If I have seen the Holy Spirit, I have also known stress. It seems to be ubiquitous. Is there anyone here this day who has not known how stress can dampen life’s joy and impair one’s health? This from the American Psychological Association in 2014:
Teens report that their stress level during the school year far exceeds what they believe to be healthy (5.8 versus 3.9 on a 10-point scale) and tops adults’ average reported stress levels (5.8 for teens versus 5.1 for adults). Even during the summer — between Aug. 3 and Aug. 31, 2013, when interviewing took place — teens reported their stress during the past month at levels higher than what they believe is healthy (4.6 versus 3.9 on a 10-point scale). Many teens also report feeling overwhelmed (31 percent) and depressed or sad (30 percent) as a result of stress. More than one-third of teens report fatigue or feeling tired (36 percent) and nearly one-quarter of teens (23 percent) report skipping a meal due to stress.
So we must ask, is Paul right when he speaks of hardships and struggles building character? Are we asked to give thanks for what sounds like crippling stress among our young people? No. Paul is pointing the way to triumph over our hardships. The strength we gain is given by the gift of knowing the love of God. Paul was thrown into prison. Did he not know stress? Moses had to take on the power of a despot. Did he not know stress? Jeremiah had to deliver a hard message to a hard people. He was thrown into cisterns to die and ridiculed by those in power. Did he not know stress? They all did. They also knew the ultimate power of God and the problems that stood before them, would not stand. They found their strength in the loving spirit of God.
So one last thing I would ask of you this morning. Do not think of the love of God as some weak sentimental mush. It is far from soft and toothless. The love of God has led to the death of martyrs who would not let go of the plight of the poor and it led Jesus to the cross. The love of God is the strength in which we stand. There is nothing that can conquer you when the love of God is your motivation. Hold fast, then, to the God of heaven who loves you unconditionally and who will carry you through the struggles of life. Listen not to those who minimize the power of the Holy Spirit. Seek the Spirit’s presence and follow wherever it leads. In so doing, you find your power. Let us pray….
i Romans 5:1-5
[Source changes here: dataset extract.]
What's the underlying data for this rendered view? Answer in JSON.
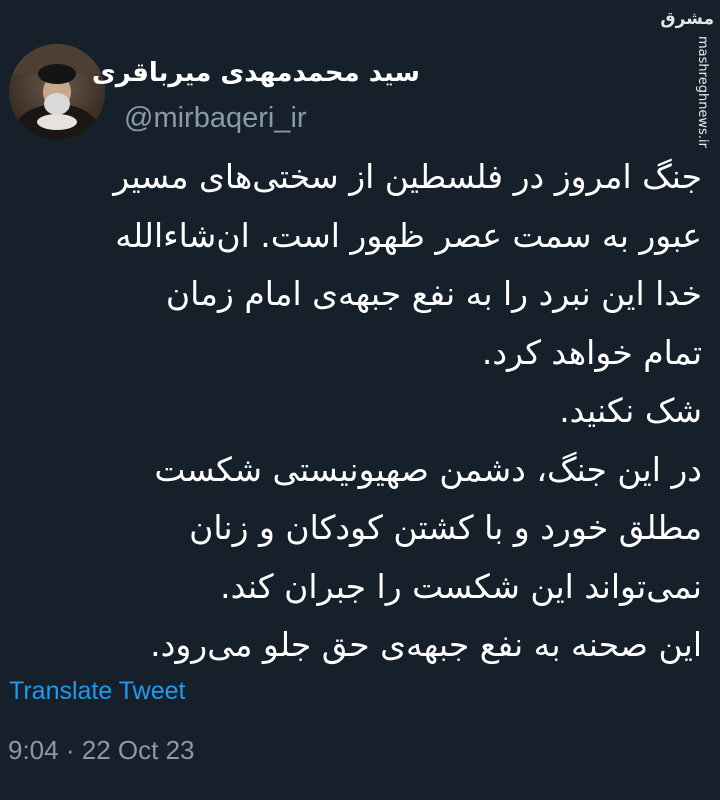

1Therefore, since we are justified by faith, we have peace with God through our Lord Jesus Christ, 2through whom we have obtained access to this grace in which we stand; and we boast in our hope of sharing the glory of God. 3And not only that, but we also boast in our sufferings, knowing that suffering produces endurance, 4and endurance produces character, and character produces hope, 5and hope does not disappoint us, because God’s love has been poured into our hearts through the Holy Spirit that has been given to us.